It has been found in American medical research studies that the most prescribed drug in the country, antidepressants, aren’t that entirely effective. According to researchers, they work as well as sugar pills and those who do improve are thought to only get better because of the placebo effect. “When you have samples of lower levels of depression, the benefits were very modest and even disappeared,” said Blair T. Johnsons, Professor of Psychology at the University of Connecticut. “My theory is that human beings are very suggestible creatures. The patient who takes these drugs then might, in believing they feel better, start to act in a way that actually makes them feel better. Consequently you have almost as big an effect for placebo as you do for drugs.”
This has created a debate on what are the most appropriate and successful therapies for depression and has questioned whether or not clinical trials are actually successful in determining their effectiveness. Drugs are given almost freely in America compared to other western countries where a series of tests and other treatments are approached to help combat depression before the pills are recommended. Over 30 million prescriptions of antidepressants are filled out each year around the world yet it’s not recommended as the first resort to combat depression. Psychotherapy is one of the most effective ways to fight depression however accessing therapists and finding the time for sessions is difficult in this modern world.

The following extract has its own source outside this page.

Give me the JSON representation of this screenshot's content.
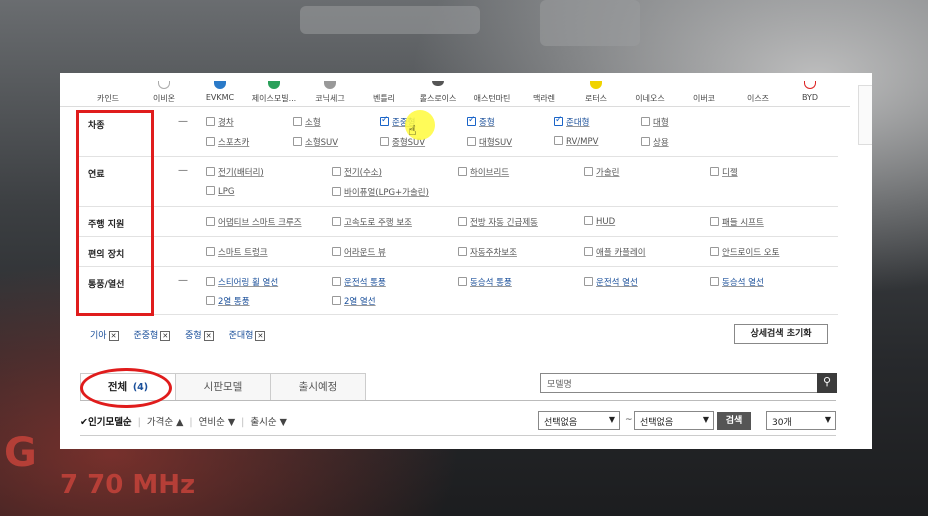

Britain has done its share of research and has concluded the same result as The University of Connecticut in America – antidepressants are as successful as placebos and make only a small difference in serious depression. “Given these results, there seems little reason to prescribe anti-depressant medication to any but the most severely depressed patients, unless alternative treatments have failed to provide a benefit,” said lead researcher Professor Irving Kirsch of the University of Hull in Britain.